It's the day before Thanksgiving, 2009. I had intended to just have a lazy day, relaxing, reading, drying what seems like bushels of basil I'd harvested from the garden before what I figured would be the first freeze of the season.
Mid-morning, my phone rang. Unfamiliar number--no name with it. When I answered, the voice introduced himself as someone I had known years ago, and had recently seen at a gathering for my and his parents Sunday School class. He was clearly in distress, and quickly told me the story. His brother's stepson had been in a horrific car accident the night before. Multiple spinal injuries, and if the young man did live, there was no question of there ever being mobility again. The young man will be a complete quadriplegic, with no movement possible below the neck. We spoke a few moments, and I promised prayer and support.

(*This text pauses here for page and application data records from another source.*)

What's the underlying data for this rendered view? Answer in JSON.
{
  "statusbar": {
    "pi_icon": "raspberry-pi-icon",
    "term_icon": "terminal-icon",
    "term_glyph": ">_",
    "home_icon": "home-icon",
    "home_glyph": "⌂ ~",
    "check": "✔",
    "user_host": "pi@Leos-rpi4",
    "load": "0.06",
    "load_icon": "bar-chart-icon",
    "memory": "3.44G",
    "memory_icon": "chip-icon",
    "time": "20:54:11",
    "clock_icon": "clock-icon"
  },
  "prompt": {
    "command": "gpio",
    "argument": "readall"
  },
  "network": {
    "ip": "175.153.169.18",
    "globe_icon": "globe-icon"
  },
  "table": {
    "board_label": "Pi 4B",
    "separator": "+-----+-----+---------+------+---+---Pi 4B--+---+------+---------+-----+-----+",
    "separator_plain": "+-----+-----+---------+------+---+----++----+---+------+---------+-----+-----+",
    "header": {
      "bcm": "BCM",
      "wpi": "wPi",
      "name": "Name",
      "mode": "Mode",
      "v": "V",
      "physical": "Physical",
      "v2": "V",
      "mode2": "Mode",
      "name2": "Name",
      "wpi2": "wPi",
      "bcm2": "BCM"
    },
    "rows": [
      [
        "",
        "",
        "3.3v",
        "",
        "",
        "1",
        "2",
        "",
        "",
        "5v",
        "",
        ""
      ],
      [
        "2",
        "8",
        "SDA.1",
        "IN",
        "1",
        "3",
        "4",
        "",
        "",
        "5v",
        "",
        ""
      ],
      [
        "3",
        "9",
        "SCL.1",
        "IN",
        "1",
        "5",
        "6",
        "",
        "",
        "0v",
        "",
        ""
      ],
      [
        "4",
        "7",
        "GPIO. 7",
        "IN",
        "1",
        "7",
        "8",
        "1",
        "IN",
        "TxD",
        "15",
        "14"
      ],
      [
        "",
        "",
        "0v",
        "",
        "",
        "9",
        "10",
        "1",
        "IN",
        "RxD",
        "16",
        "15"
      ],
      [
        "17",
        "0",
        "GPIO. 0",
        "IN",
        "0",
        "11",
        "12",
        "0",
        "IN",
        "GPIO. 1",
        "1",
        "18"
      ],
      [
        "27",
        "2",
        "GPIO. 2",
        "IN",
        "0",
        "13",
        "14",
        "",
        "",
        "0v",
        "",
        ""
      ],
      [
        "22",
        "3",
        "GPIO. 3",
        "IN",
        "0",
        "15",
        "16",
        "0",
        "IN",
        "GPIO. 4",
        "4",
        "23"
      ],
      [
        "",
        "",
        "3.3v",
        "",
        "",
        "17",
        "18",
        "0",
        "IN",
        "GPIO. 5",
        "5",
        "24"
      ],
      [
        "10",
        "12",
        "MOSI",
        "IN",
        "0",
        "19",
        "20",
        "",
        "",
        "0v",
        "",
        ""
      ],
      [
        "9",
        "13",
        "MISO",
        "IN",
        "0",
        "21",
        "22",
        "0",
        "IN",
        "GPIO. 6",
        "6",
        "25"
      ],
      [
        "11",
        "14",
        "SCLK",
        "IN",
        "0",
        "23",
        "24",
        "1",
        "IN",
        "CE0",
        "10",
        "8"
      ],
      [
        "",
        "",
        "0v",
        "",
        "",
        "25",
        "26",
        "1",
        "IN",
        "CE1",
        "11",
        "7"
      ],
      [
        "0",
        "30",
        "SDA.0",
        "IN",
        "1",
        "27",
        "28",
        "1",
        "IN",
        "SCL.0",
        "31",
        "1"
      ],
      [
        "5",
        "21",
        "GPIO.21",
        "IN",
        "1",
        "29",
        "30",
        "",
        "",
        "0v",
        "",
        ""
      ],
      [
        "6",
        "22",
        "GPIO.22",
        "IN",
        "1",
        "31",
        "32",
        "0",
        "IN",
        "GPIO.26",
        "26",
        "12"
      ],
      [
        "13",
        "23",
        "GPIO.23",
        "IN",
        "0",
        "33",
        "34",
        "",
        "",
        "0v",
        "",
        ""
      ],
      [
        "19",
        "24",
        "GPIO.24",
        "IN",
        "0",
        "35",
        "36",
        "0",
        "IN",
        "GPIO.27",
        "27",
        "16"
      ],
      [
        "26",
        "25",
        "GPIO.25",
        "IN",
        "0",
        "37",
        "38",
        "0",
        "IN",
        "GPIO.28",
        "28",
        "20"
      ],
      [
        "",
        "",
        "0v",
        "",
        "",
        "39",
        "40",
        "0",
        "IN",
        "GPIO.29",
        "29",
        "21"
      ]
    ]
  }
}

A few minutes later, I received a summons to go to church and help fold a newsletter that needed to go out this afternoon. After a few moments of internal grumbling, I headed up there. But not before checking my phone and seeing a text message about a young couple who had just experienced their second miscarriage in two years and were grief-stricken.
There were just three of us folding and labeling the 500 newsletters. One, a sweet and wonderful senior citizen, spoke of her gratefulness that her daughter, diagnosed a year ago with fast-acting leukemia, had finished all her treatment, including a bone marrow transplant, and that things looked good for her. Then she mentioned her son, now on his third round of chemo for his cancer, but still managing to go to work each day. In the meantime, the phone rang with one of the many calls I get a week from people asking for money to pay utilities and/or hotel bills. Sometimes I wonder if these folks are reading from a prepared script--it seems that I've heard the same story over and over again.
Later, I spoke with my youngest son who said that he was having a showdown with his firm. He has consistently worked 12-15 hour days for over a year now, and had reach his limit. He was preparing for a trip to Peru, Machu Pichu, and the Amazon Jungle to get some space and time to think about what he really wanted in life.
In addition to this, several of us were planning on a "orphan's" Thanksgiving meal. All who don't have family, or want a smaller family to celebrate with a larger group, are invited to the church tomorrow for a meal. We have no idea how many are coming. This, in my opinion, is true Eucharist--the giving of thanks around a table where all bring what they can, and eat what they need. Someone asked, "What if a lot more come than we are prepared for." I said, "We'll have a miracle then. There will be enough no matter what we do."
The day: a series of problems, pain, anguish, love, service, questions and not a lot of answers, and a strong undercurrent of thanksgiving. No easy answers to life's complex challenges.
I used to think there were. Just believe the right things, trust God, "let God and let go," operate out of the laws of attraction, etc. etc., and everything will all fall into place. No, it doesn't. So, is the world held together in Christ? I hope so. Because there, and only there, is hope. Hope that resurrection does follow death and darkness. Life does triumphs over death. Yes, I do hope so.